- What needs to be done -
The exercise asks you to copy every line below in which "title" appears.

- Records for the task -
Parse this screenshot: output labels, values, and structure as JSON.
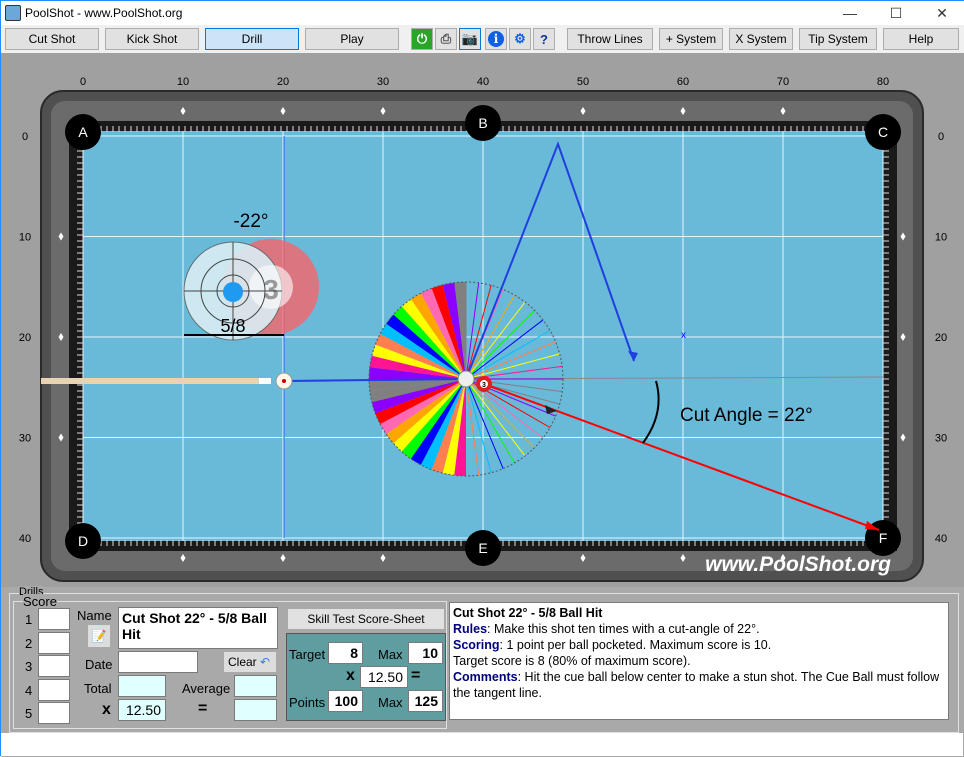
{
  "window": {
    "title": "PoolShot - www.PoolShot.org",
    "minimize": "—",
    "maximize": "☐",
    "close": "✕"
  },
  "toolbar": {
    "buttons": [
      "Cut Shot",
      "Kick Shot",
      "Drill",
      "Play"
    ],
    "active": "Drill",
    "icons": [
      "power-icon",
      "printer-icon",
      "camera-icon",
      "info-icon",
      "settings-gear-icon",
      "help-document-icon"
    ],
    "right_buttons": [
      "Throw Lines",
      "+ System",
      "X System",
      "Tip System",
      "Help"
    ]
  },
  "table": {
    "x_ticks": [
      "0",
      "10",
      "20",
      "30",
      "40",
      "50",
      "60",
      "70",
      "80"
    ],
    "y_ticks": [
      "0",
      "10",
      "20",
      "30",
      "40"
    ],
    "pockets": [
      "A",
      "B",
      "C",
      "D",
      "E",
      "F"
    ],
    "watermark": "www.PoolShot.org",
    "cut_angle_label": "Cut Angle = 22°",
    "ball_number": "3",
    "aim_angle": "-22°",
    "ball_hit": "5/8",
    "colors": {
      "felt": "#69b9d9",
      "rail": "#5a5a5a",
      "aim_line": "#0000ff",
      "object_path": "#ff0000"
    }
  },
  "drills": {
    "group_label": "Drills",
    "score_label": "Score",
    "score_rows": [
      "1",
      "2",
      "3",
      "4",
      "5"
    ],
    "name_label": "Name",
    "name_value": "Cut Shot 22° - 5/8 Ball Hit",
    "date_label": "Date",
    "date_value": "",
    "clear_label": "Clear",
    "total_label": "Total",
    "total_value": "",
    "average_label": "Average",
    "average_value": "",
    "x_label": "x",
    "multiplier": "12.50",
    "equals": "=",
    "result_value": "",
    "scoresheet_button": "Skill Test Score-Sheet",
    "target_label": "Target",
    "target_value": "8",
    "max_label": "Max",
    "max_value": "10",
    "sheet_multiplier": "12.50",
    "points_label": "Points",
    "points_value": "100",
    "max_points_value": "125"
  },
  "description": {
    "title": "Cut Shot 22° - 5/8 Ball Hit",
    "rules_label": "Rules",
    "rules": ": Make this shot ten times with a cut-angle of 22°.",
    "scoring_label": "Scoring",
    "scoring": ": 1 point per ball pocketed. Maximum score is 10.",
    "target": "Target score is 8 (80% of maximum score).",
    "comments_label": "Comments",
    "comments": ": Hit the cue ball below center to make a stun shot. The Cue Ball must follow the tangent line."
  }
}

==

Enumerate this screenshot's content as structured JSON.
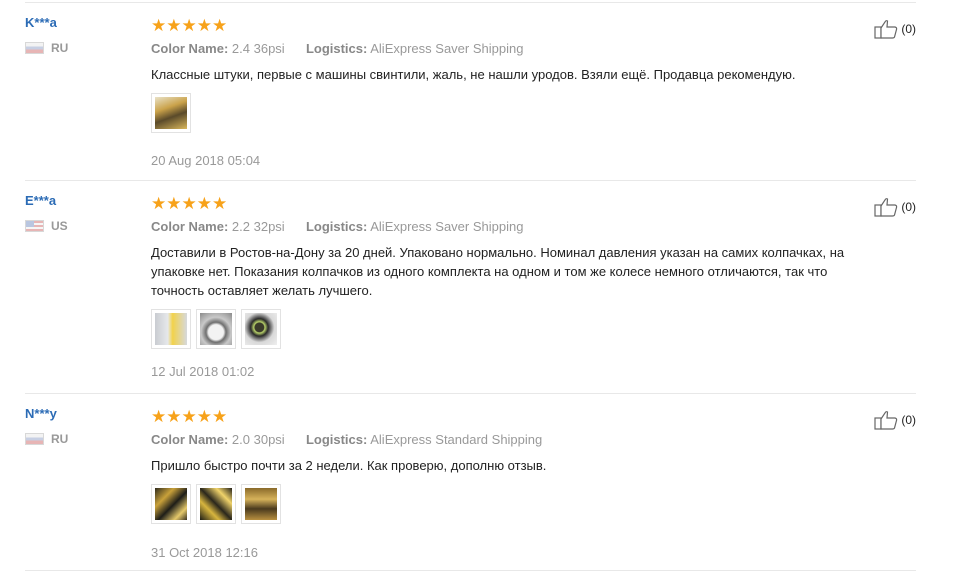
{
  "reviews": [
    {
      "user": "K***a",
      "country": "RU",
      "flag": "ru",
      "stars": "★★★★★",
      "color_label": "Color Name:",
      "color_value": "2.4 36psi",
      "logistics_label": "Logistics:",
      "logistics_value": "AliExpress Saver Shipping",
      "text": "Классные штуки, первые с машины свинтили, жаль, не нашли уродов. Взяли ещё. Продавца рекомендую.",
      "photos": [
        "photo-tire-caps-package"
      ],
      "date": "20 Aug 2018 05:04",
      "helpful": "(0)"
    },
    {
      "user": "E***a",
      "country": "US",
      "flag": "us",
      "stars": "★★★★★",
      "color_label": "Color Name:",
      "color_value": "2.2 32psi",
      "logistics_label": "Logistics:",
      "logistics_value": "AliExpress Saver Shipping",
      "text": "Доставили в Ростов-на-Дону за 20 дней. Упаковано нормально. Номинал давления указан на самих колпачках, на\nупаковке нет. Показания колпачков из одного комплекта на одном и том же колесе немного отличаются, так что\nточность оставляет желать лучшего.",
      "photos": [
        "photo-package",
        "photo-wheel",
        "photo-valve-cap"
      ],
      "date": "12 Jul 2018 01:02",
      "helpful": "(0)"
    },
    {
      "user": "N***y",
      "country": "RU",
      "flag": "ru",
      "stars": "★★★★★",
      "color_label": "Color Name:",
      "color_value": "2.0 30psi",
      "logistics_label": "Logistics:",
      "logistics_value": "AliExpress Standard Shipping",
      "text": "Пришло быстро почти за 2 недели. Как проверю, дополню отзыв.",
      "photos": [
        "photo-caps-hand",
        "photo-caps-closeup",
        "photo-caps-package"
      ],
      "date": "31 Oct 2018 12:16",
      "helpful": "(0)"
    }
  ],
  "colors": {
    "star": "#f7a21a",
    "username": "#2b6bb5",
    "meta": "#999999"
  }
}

- Task response -
    "title": "PoolShot - www.PoolShot.org",
    "title": "Cut Shot 22° - 5/8 Ball Hit",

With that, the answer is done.